    Statewide,’s coronavirus page reports a positive testing rate of 6.1 percent with 867 positive tests versus 13, 375 negatives on May 12. This is the highest overall date of testing in Michigan with 14,242 total tests reported for the May 12 date.

    In Ohio today, there are now 26,357 total cases including 1557 probables under the CDC expanded case definition. There were 636 new cases in Ohio the past 24 hours. Of the 1534 total deaths, 146 are included under the CDC’s expanded death definition for COVID-19. And 4718 have been hospitalized.

    Lucas County, home of Toledo, has dropped to the sixth highest county as far as coronavirus cases with a total of 1883, 505 hospitalizations and 195 deaths.

  • May 13: Coronavirus numbers steadily declines

    Michigan reported 40 new COVID-19 deaths Wednesday, May 13, and 370 new cases in ramped-up testing. Statewide, the all-time low of 6.4 percent positive was achieved Sunday. Region I, which includes Lenawee and eight other counties up the center of the state had a figure of 2.9 percent that at with 24 positive and 790 negative.

    Monday’s testing percentage for Region 1 is 2.1 percent, per current reporting (it does change sometimes as tests are reported from various areas), with 22 positive tests and 1006 negative tests.

    The total cases of COVID-19 is now 48,391 with 4714 Michiganders’ lives lost to the virus. The daily cases added Wednesday was 370, down from 469 Tuesday.

    Lenawee County reported no change in its coronavirus figures during Wednesday’s state reporting at 3 p.m. with 129 cases and two death. Hillsdale County had no change, too, with 152 cases and 22 deaths. Jackson added one case and has 401 total cases and its deaths remain at 26. Monroe County saw its deaths hold at 18 and five new cases (404 total). Washtenaw had only four new cases (1210) and one more death (83 total).

    The metropolitan Detroit area has been identified as a “hot spot” through much of the pandemic period. There were 11 new deaths in Wayne County, two in Oakland for the second day in a row, five in Detroit City, and 18 in Macomb, which reflects a big decline from April.

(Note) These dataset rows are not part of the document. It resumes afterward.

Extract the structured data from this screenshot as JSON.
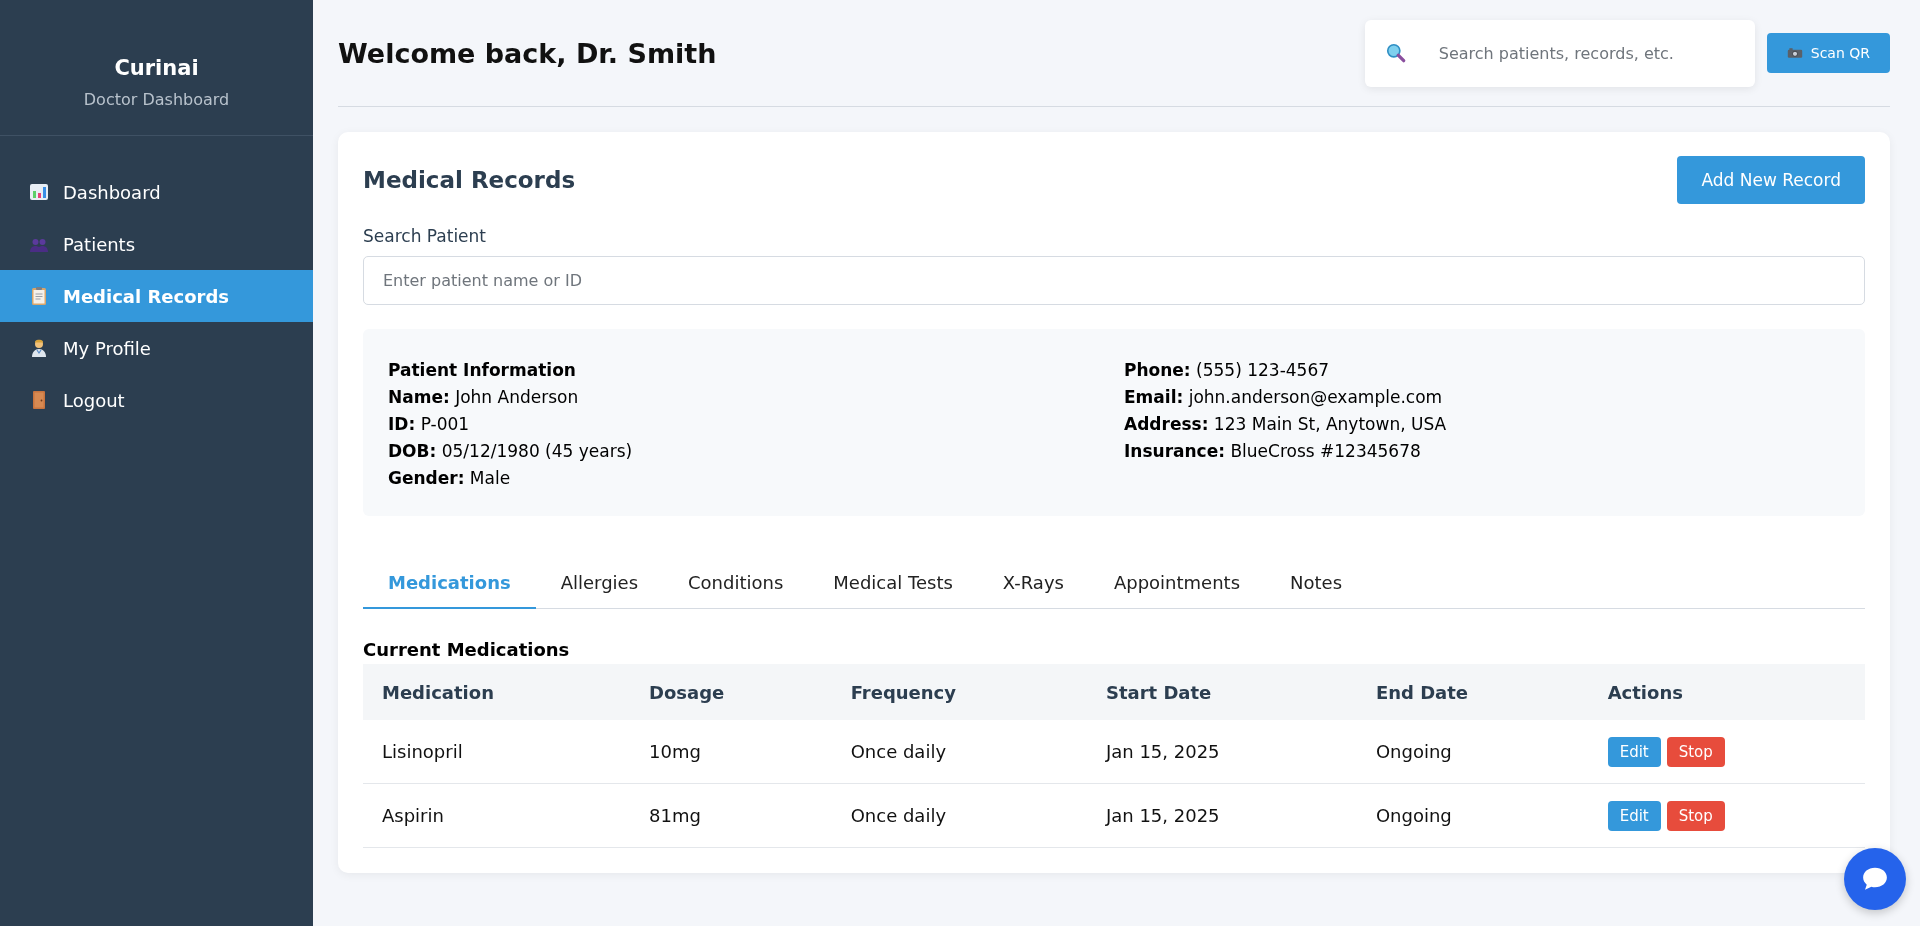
{
  "sidebar": {
    "brand": "Curinai",
    "subtitle": "Doctor Dashboard",
    "items": [
      {
        "label": "Dashboard",
        "kind": "chart",
        "selected": false
      },
      {
        "label": "Patients",
        "kind": "people",
        "selected": false
      },
      {
        "label": "Medical Records",
        "kind": "clipboard",
        "selected": true
      },
      {
        "label": "My Profile",
        "kind": "doctor",
        "selected": false
      },
      {
        "label": "Logout",
        "kind": "door",
        "selected": false
      }
    ]
  },
  "header": {
    "title": "Welcome back, Dr. Smith",
    "search": {
      "placeholder": "Search patients, records, etc."
    },
    "scan_button": "Scan QR"
  },
  "records": {
    "title": "Medical Records",
    "add_button": "Add New Record",
    "search_label": "Search Patient",
    "search_placeholder": "Enter patient name or ID",
    "patient": {
      "heading": "Patient Information",
      "left": [
        "**Name:** John Anderson",
        "**ID:** P-001",
        "**DOB:** 05/12/1980 (45 years)",
        "**Gender:** Male"
      ],
      "right": [
        "**Phone:** (555) 123-4567",
        "**Email:** john.anderson@example.com",
        "**Address:** 123 Main St, Anytown, USA",
        "**Insurance:** BlueCross #12345678"
      ]
    },
    "tabs": [
      {
        "label": "Medications",
        "selected": true
      },
      {
        "label": "Allergies",
        "selected": false
      },
      {
        "label": "Conditions",
        "selected": false
      },
      {
        "label": "Medical Tests",
        "selected": false
      },
      {
        "label": "X-Rays",
        "selected": false
      },
      {
        "label": "Appointments",
        "selected": false
      },
      {
        "label": "Notes",
        "selected": false
      }
    ],
    "section_title": "Current Medications",
    "table": {
      "columns": [
        "Medication",
        "Dosage",
        "Frequency",
        "Start Date",
        "End Date",
        "Actions"
      ],
      "rows": [
        {
          "cells": [
            "Lisinopril",
            "10mg",
            "Once daily",
            "Jan 15, 2025",
            "Ongoing"
          ],
          "actions": [
            "Edit",
            "Stop"
          ]
        },
        {
          "cells": [
            "Aspirin",
            "81mg",
            "Once daily",
            "Jan 15, 2025",
            "Ongoing"
          ],
          "actions": [
            "Edit",
            "Stop"
          ]
        }
      ]
    }
  }
}
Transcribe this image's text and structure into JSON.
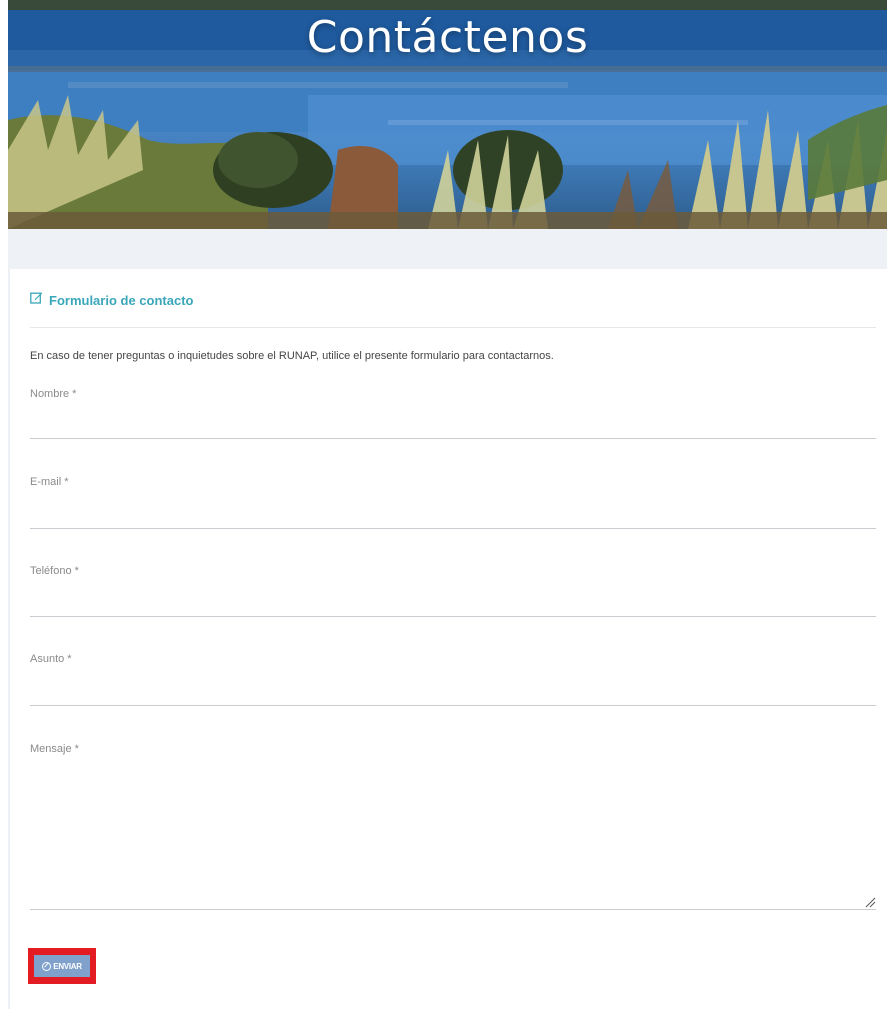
{
  "hero": {
    "title": "Contáctenos"
  },
  "form": {
    "header_icon": "edit-icon",
    "title": "Formulario de contacto",
    "intro": "En caso de tener preguntas o inquietudes sobre el RUNAP, utilice el presente formulario para contactarnos.",
    "fields": [
      {
        "label": "Nombre *",
        "value": ""
      },
      {
        "label": "E-mail *",
        "value": ""
      },
      {
        "label": "Teléfono *",
        "value": ""
      },
      {
        "label": "Asunto *",
        "value": ""
      },
      {
        "label": "Mensaje *",
        "value": ""
      }
    ],
    "submit": {
      "icon": "ban-icon",
      "label": "ENVIAR"
    }
  },
  "colors": {
    "accent_teal": "#3aa6b9",
    "submit_bg": "#7fa1cc",
    "highlight_border": "#e31b23",
    "band_grey": "#eef2f6"
  }
}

    In Ohio, there are 25,721 cases including 1476 probables, there have been 4618 hospitalizations, and there are 1483 deaths including 136 probable from the coronavirus. Lucas County (Toledo) was reporting 1858 total cases Wednesday, 497 hospitalizations and 187 deaths. Fulton County, which borders on Lenawee County, has 32 cases and no deaths.